Action item >>
Select and reproduce each line of the listing below that bears the string "html".

Data >>
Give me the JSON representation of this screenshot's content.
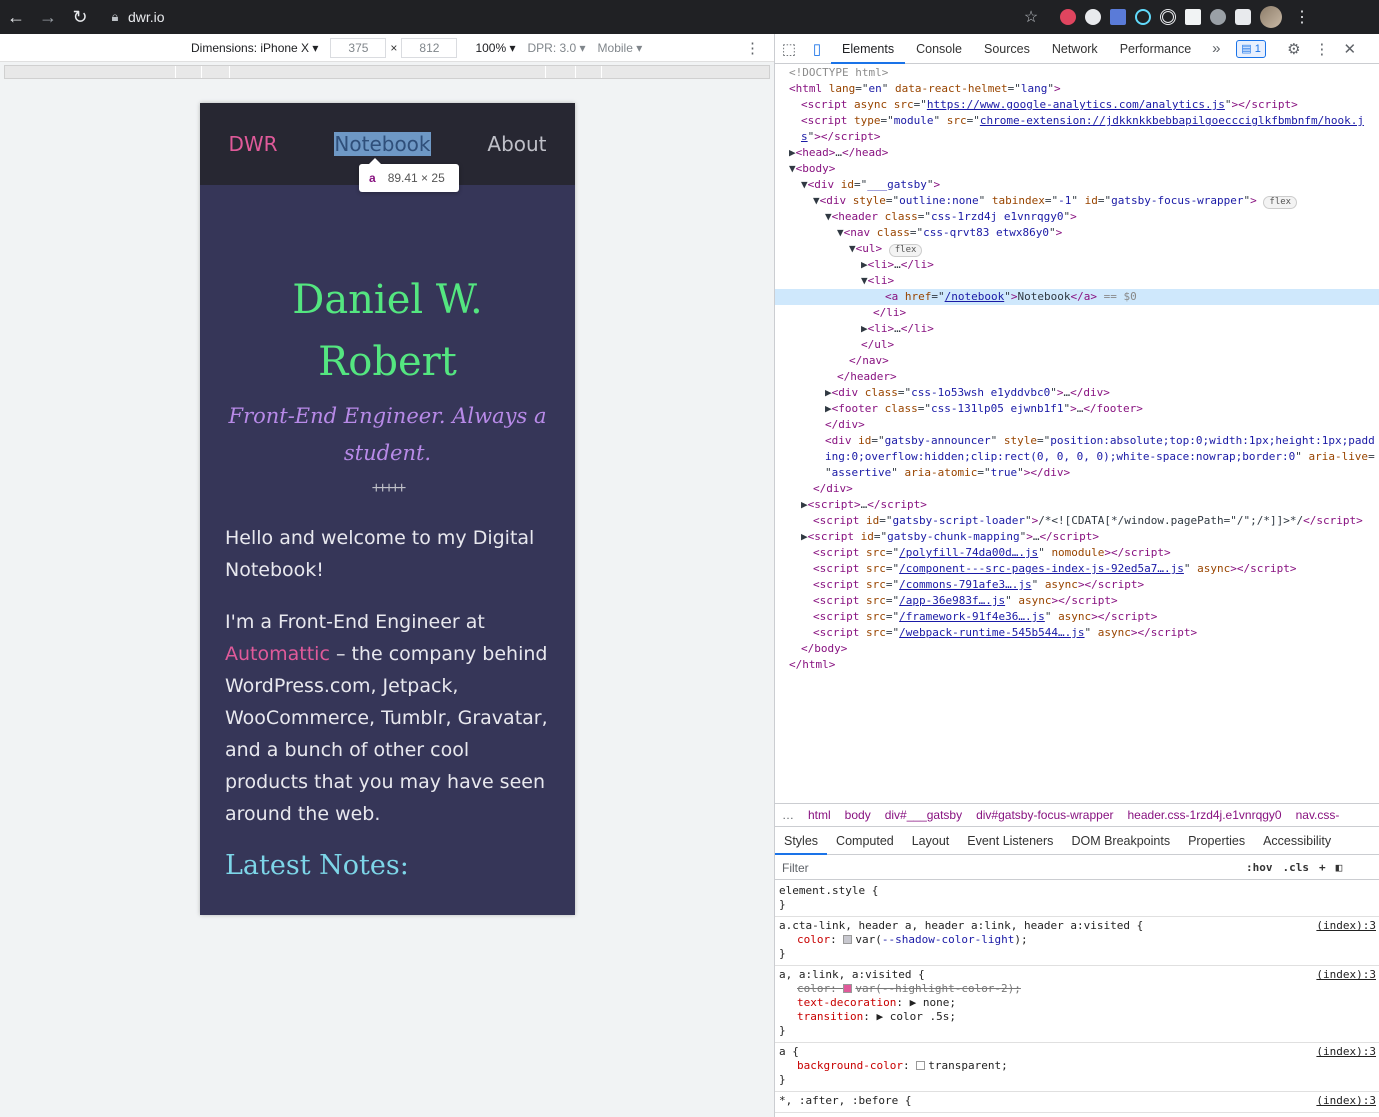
{
  "browser": {
    "url": "dwr.io",
    "colors": {
      "toolbar": "#202124"
    }
  },
  "device_toolbar": {
    "dimensions_label": "Dimensions: iPhone X",
    "width": "375",
    "height": "812",
    "zoom": "100%",
    "dpr": "DPR: 3.0",
    "throttle": "Mobile"
  },
  "site": {
    "logo": "DWR",
    "nav": [
      "Notebook",
      "About"
    ],
    "name": "Daniel W. Robert",
    "tagline": "Front-End Engineer. Always a student.",
    "divider": "+++++",
    "intro": "Hello and welcome to my Digital Notebook!",
    "about_prefix": "I'm a Front-End Engineer at",
    "about_link": "Automattic",
    "about_suffix": "– the company behind WordPress.com, Jetpack, WooCommerce, Tumblr, Gravatar, and a bunch of other cool products that you may have seen around the web.",
    "latest": "Latest Notes:",
    "colors": {
      "bg": "#363658",
      "header": "#272732",
      "name": "#54e680",
      "tagline": "#b88ae8",
      "link": "#e05a9a",
      "heading": "#7dd6e8"
    }
  },
  "tooltip": {
    "tag": "a",
    "size": "89.41 × 25"
  },
  "devtools": {
    "tabs": [
      "Elements",
      "Console",
      "Sources",
      "Network",
      "Performance"
    ],
    "issues_count": "1",
    "dom": [
      {
        "i": 0,
        "h": "<span class='cm'>&lt;!DOCTYPE html&gt;</span>"
      },
      {
        "i": 0,
        "h": "<span class='tag'>&lt;html</span> <span class='attr'>lang</span>=\"<span class='val'>en</span>\" <span class='attr'>data-react-helmet</span>=\"<span class='val'>lang</span>\"<span class='tag'>&gt;</span>"
      },
      {
        "i": 1,
        "h": "<span class='tag'>&lt;script</span> <span class='attr'>async</span> <span class='attr'>src</span>=\"<span class='link'>https://www.google-analytics.com/analytics.js</span>\"<span class='tag'>&gt;&lt;/script&gt;</span>"
      },
      {
        "i": 1,
        "h": "<span class='tag'>&lt;script</span> <span class='attr'>type</span>=\"<span class='val'>module</span>\" <span class='attr'>src</span>=\"<span class='link'>chrome-extension://jdkknkkbebbapilgoeccciglkfbmbnfm/hook.j</span>"
      },
      {
        "i": 1,
        "h": "<span class='link'>s</span>\"<span class='tag'>&gt;&lt;/script&gt;</span>"
      },
      {
        "i": 0,
        "h": "▶<span class='tag'>&lt;head&gt;</span>…<span class='tag'>&lt;/head&gt;</span>"
      },
      {
        "i": 0,
        "h": "▼<span class='tag'>&lt;body&gt;</span>"
      },
      {
        "i": 1,
        "h": "▼<span class='tag'>&lt;div</span> <span class='attr'>id</span>=\"<span class='val'>___gatsby</span>\"<span class='tag'>&gt;</span>"
      },
      {
        "i": 2,
        "h": "▼<span class='tag'>&lt;div</span> <span class='attr'>style</span>=\"<span class='val'>outline:none</span>\" <span class='attr'>tabindex</span>=\"<span class='val'>-1</span>\" <span class='attr'>id</span>=\"<span class='val'>gatsby-focus-wrapper</span>\"<span class='tag'>&gt;</span> <span class='pill'>flex</span>"
      },
      {
        "i": 3,
        "h": "▼<span class='tag'>&lt;header</span> <span class='attr'>class</span>=\"<span class='val'>css-1rzd4j e1vnrqgy0</span>\"<span class='tag'>&gt;</span>"
      },
      {
        "i": 4,
        "h": "▼<span class='tag'>&lt;nav</span> <span class='attr'>class</span>=\"<span class='val'>css-qrvt83 etwx86y0</span>\"<span class='tag'>&gt;</span>"
      },
      {
        "i": 5,
        "h": "▼<span class='tag'>&lt;ul&gt;</span> <span class='pill'>flex</span>"
      },
      {
        "i": 6,
        "h": "▶<span class='tag'>&lt;li&gt;</span>…<span class='tag'>&lt;/li&gt;</span>"
      },
      {
        "i": 6,
        "h": "▼<span class='tag'>&lt;li&gt;</span>"
      },
      {
        "i": 8,
        "h": "<span class='tag'>&lt;a</span> <span class='attr'>href</span>=\"<span class='link'>/notebook</span>\"<span class='tag'>&gt;</span>Notebook<span class='tag'>&lt;/a&gt;</span> <span class='muted'>== $0</span>",
        "sel": true
      },
      {
        "i": 7,
        "h": "<span class='tag'>&lt;/li&gt;</span>"
      },
      {
        "i": 6,
        "h": "▶<span class='tag'>&lt;li&gt;</span>…<span class='tag'>&lt;/li&gt;</span>"
      },
      {
        "i": 6,
        "h": "<span class='tag'>&lt;/ul&gt;</span>"
      },
      {
        "i": 5,
        "h": "<span class='tag'>&lt;/nav&gt;</span>"
      },
      {
        "i": 4,
        "h": "<span class='tag'>&lt;/header&gt;</span>"
      },
      {
        "i": 3,
        "h": "▶<span class='tag'>&lt;div</span> <span class='attr'>class</span>=\"<span class='val'>css-1o53wsh e1yddvbc0</span>\"<span class='tag'>&gt;</span>…<span class='tag'>&lt;/div&gt;</span>"
      },
      {
        "i": 3,
        "h": "▶<span class='tag'>&lt;footer</span> <span class='attr'>class</span>=\"<span class='val'>css-131lp05 ejwnb1f1</span>\"<span class='tag'>&gt;</span>…<span class='tag'>&lt;/footer&gt;</span>"
      },
      {
        "i": 3,
        "h": "<span class='tag'>&lt;/div&gt;</span>"
      },
      {
        "i": 3,
        "h": "<span class='tag'>&lt;div</span> <span class='attr'>id</span>=\"<span class='val'>gatsby-announcer</span>\" <span class='attr'>style</span>=\"<span class='val'>position:absolute;top:0;width:1px;height:1px;padd</span>"
      },
      {
        "i": 3,
        "h": "<span class='val'>ing:0;overflow:hidden;clip:rect(0, 0, 0, 0);white-space:nowrap;border:0</span>\" <span class='attr'>aria-live</span>="
      },
      {
        "i": 3,
        "h": "\"<span class='val'>assertive</span>\" <span class='attr'>aria-atomic</span>=\"<span class='val'>true</span>\"<span class='tag'>&gt;&lt;/div&gt;</span>"
      },
      {
        "i": 2,
        "h": "<span class='tag'>&lt;/div&gt;</span>"
      },
      {
        "i": 1,
        "h": "▶<span class='tag'>&lt;script&gt;</span>…<span class='tag'>&lt;/script&gt;</span>"
      },
      {
        "i": 2,
        "h": "<span class='tag'>&lt;script</span> <span class='attr'>id</span>=\"<span class='val'>gatsby-script-loader</span>\"<span class='tag'>&gt;</span>/*&lt;![CDATA[*/window.pagePath=\"/\";/*]]&gt;*/<span class='tag'>&lt;/script&gt;</span>"
      },
      {
        "i": 1,
        "h": "▶<span class='tag'>&lt;script</span> <span class='attr'>id</span>=\"<span class='val'>gatsby-chunk-mapping</span>\"<span class='tag'>&gt;</span>…<span class='tag'>&lt;/script&gt;</span>"
      },
      {
        "i": 2,
        "h": "<span class='tag'>&lt;script</span> <span class='attr'>src</span>=\"<span class='link'>/polyfill-74da00d….js</span>\" <span class='attr'>nomodule</span><span class='tag'>&gt;&lt;/script&gt;</span>"
      },
      {
        "i": 2,
        "h": "<span class='tag'>&lt;script</span> <span class='attr'>src</span>=\"<span class='link'>/component---src-pages-index-js-92ed5a7….js</span>\" <span class='attr'>async</span><span class='tag'>&gt;&lt;/script&gt;</span>"
      },
      {
        "i": 2,
        "h": "<span class='tag'>&lt;script</span> <span class='attr'>src</span>=\"<span class='link'>/commons-791afe3….js</span>\" <span class='attr'>async</span><span class='tag'>&gt;&lt;/script&gt;</span>"
      },
      {
        "i": 2,
        "h": "<span class='tag'>&lt;script</span> <span class='attr'>src</span>=\"<span class='link'>/app-36e983f….js</span>\" <span class='attr'>async</span><span class='tag'>&gt;&lt;/script&gt;</span>"
      },
      {
        "i": 2,
        "h": "<span class='tag'>&lt;script</span> <span class='attr'>src</span>=\"<span class='link'>/framework-91f4e36….js</span>\" <span class='attr'>async</span><span class='tag'>&gt;&lt;/script&gt;</span>"
      },
      {
        "i": 2,
        "h": "<span class='tag'>&lt;script</span> <span class='attr'>src</span>=\"<span class='link'>/webpack-runtime-545b544….js</span>\" <span class='attr'>async</span><span class='tag'>&gt;&lt;/script&gt;</span>"
      },
      {
        "i": 1,
        "h": "<span class='tag'>&lt;/body&gt;</span>"
      },
      {
        "i": 0,
        "h": "<span class='tag'>&lt;/html&gt;</span>"
      }
    ],
    "breadcrumbs": [
      "html",
      "body",
      "div#___gatsby",
      "div#gatsby-focus-wrapper",
      "header.css-1rzd4j.e1vnrqgy0",
      "nav.css-"
    ],
    "subtabs": [
      "Styles",
      "Computed",
      "Layout",
      "Event Listeners",
      "DOM Breakpoints",
      "Properties",
      "Accessibility"
    ],
    "filter_placeholder": "Filter",
    "filter_tools": [
      ":hov",
      ".cls"
    ],
    "styles": [
      {
        "selector": "element.style {",
        "src": "",
        "props": []
      },
      {
        "selector": "a.cta-link, header a, header a:link, header a:visited {",
        "src": "(index):3",
        "props": [
          {
            "h": "<span class='pname'>color</span>: <span class='sw' style='background:#c8c8cf'></span>var(<span class='val'>--shadow-color-light</span>);"
          }
        ]
      },
      {
        "selector": "a, a:link, a:visited {",
        "src": "(index):3",
        "props": [
          {
            "h": "<span class='strike'>color: <span class='sw' style='background:#e05a9a'></span>var(--highlight-color-2);</span>"
          },
          {
            "h": "<span class='pname'>text-decoration</span>: ▶ none;"
          },
          {
            "h": "<span class='pname'>transition</span>: ▶ color .5s;"
          }
        ]
      },
      {
        "selector": "a {",
        "src": "(index):3",
        "props": [
          {
            "h": "<span class='pname'>background-color</span>: <span class='sw' style='background:#fff'></span>transparent;"
          }
        ]
      },
      {
        "selector": "*, :after, :before {",
        "src": "(index):3",
        "props": []
      }
    ]
  }
}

Answer for the task >>
        "h": "<span class='cm'>&lt;!DOCTYPE html&gt;</span>"
        "h": "<span class='tag'>&lt;html</span> <span class='attr'>lang</span>=\"<span class='val'>en</span>\" <span class='attr'>data-react-helmet</span>=\"<span class='val'>lang</span>\"<span class='tag'>&gt;</span>"
        "h": "<span class='tag'>&lt;/html&gt;</span>"
      "html",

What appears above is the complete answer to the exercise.